A metal detecting ordinance recently approved by O’Fallon City Council is now being reconsidered.
The previous ordinance, approved on April 11, called for new regulations regarding the use of recreational metal detectors in the city's parks, including restricted areas and a requirement to turn over their finds to the city.
Hobbyist metal detectors expressed disagreement with the new O'Fallon law on O’Fallon Patch and to their council members.
Ward 2 Councilman Jim Pepper said he received emails from hobbyists across the country, leading him to take a second look and sponsor a revision bill.
“I didn’t realize how wide spread this hobby was until after the meeting,” Pepper said Thursday.
Among the revisions, Pepper suggested having the parks department create a permitting process for metal detecting, defining non-artifact items and allowing for items to be returned to the finder if the Historic Preservation Commission deems them not historically significant.
“In my opinion, this was a bad bill from the start,” Pepper added. “How arrogant and self-absorbed? I lose a ring or a locket in the grass, I can’t find it, I leave the area, and according to this wording, it belongs to the city.”
Pepper added he, along with other council members, were lead to believe the recommendations came from the O’Fallon Parks Board.
At Thursday’s meeting, Pepper read an email from O’Fallon Parks Board President Patrick Breyne, that said the board made some suggestions, none of which required items found to during metal detection to be returned to the city.
City Attorney Kevin O’Keefe said he advised Parks Board Director Cindy Springer, that any items found become the property of the city. He said this concept is common law and that property abandoned on real property becomes the property of that owner.
“If we rely on people picking it up and we don’t even know about it, we can’t get it returned,” O Keefe said, adding that if the city asserts its rights as the property owner, they can move forward with returning items to rightful owners.
On Thursday, the O’Fallon City Council voted 9-1 to reconsider the ordinance. Gardner opposed reconsidering the bill.
Ward 3 Councilman John Haman then made a motion to table the bill and place it on the agenda for the next workshop for more discussion. Council voted 9-1 to table to the bill. Pepper opposed the tabling of the bill.
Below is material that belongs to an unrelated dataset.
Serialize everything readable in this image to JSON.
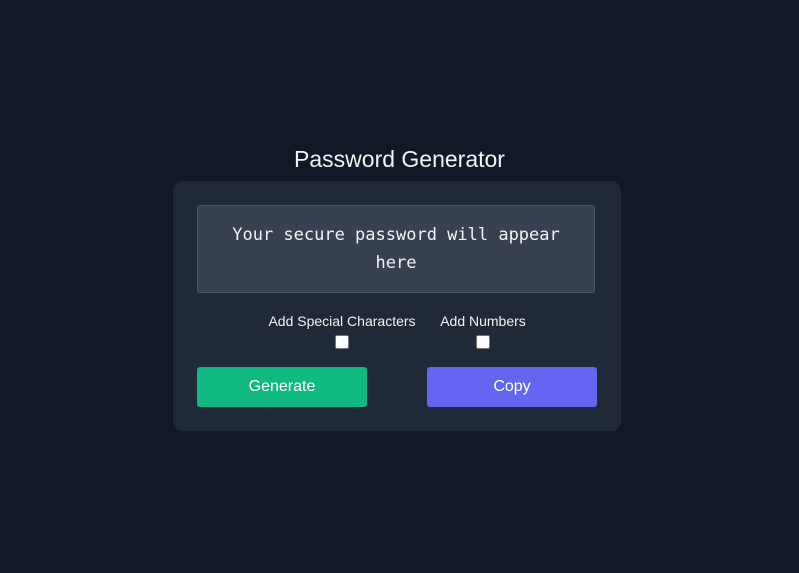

After the vote, Ward 4 Councilman Bob Howell said he would like to discuss making a policy issue rather than an ordinance.
The next O'Fallon City Council workshop is Thursday, May 9 at 5:30 p.m. at City Hall.